But then after a few months, the novelty of that wore off and I realised I still loved the sport and I actually went back and played a bit … these days just for fun.

If there is anything I miss about elite hockey, it is that there is no better feeling for me than wearing the green and gold and running out with your teammates in a major event when you are at peak condition.

You put your talents against the best in the world. That’s what I loved. And I loved the energy that you felt in those stadiums. I also loved the preparation, the lead-up, the training. I loved all of that.

So, in a bizarre twist, I was quite lucky I was injured before the London Olympics and had that opportunity to set some things up while I was still playing.

If I broke my leg or something happened when I was 28 or 29, before my profile had reached its peak, it would have been a case of: “OK, what do I do now?” I wouldn’t have had any idea what I was going to. I probably would have tried to get into coaching or something like that.

Jamie Dwyer exclusive insight 1

So, there is no doubt elite athletes have to be better prepared for their exit.
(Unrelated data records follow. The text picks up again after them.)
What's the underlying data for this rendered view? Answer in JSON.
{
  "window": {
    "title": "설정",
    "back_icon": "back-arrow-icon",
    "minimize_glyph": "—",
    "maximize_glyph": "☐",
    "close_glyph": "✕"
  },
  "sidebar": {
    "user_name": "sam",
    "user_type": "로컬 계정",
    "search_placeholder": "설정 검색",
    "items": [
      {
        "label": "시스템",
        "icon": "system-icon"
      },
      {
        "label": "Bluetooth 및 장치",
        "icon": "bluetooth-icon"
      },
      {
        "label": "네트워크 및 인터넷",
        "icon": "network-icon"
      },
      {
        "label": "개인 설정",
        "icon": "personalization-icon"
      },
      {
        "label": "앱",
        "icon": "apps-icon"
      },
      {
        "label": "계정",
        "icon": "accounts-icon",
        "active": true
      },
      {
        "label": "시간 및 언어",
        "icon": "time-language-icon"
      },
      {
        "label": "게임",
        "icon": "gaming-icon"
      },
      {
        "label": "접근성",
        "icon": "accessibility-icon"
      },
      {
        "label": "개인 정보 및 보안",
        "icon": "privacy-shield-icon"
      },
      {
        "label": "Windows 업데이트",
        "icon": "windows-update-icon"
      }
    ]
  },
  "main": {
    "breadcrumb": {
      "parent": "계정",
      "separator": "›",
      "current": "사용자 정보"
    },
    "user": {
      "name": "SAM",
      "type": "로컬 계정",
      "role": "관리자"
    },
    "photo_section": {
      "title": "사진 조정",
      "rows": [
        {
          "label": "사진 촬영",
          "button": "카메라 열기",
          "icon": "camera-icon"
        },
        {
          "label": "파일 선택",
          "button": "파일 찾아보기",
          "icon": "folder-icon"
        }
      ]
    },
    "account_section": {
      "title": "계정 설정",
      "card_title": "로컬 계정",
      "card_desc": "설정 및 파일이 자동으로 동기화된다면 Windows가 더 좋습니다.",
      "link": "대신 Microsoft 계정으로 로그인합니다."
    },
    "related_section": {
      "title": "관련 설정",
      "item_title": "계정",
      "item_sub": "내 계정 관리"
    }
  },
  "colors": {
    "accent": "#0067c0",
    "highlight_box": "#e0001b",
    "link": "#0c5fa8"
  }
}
But, also I believe the sports’ governing bodies need to take a close look at their roles before and after players retire.

I can only speak for myself, but I never received a phone call from Hockey Australia after I retired saying: “Hey, how are you doing? Is everything okay? How’s life?” Just a simple phone call to check up on you.

Now, maybe they’ve done it for other athletes, but the guys I’ve spoken to have had pretty much zero communication after they’ve been dropped, or have retired.

This is something that really disappoints me. I have heard that some of the athletes from other sports have been treated really well – Rowing Australia apparently have been very good in this area and I am keen to talk to them.

When you hear of those depression statistics you understand why athletes, once retired, would be rapt to get a call and to see that people cared about them.

As I said, for me it has been two years and not even a phone call to check up and see how you are going, or even for someone to say: “Thanks for your services.”

I have played overseas a lot and have seen how players are treated there when they retire or reach a career milestone. It is really special.

And the players are made to feel really special. We could and should be doing the same here. The fact that it doesn’t happen is really unprofessional and disappointing.

I’m OK. I am set up for life. But, I am sure there are plenty of other players who would really appreciate that phone call and for someone to say: “How are you going?”

Thankfully, in recent times I’ve had a chance to speak to Hockey Australia and changes are starting to happen for the future.

A new-look administration has taken over and have implemented a new medical program, for current, past and emerging athletes. Which is a massive step forward in the right direction.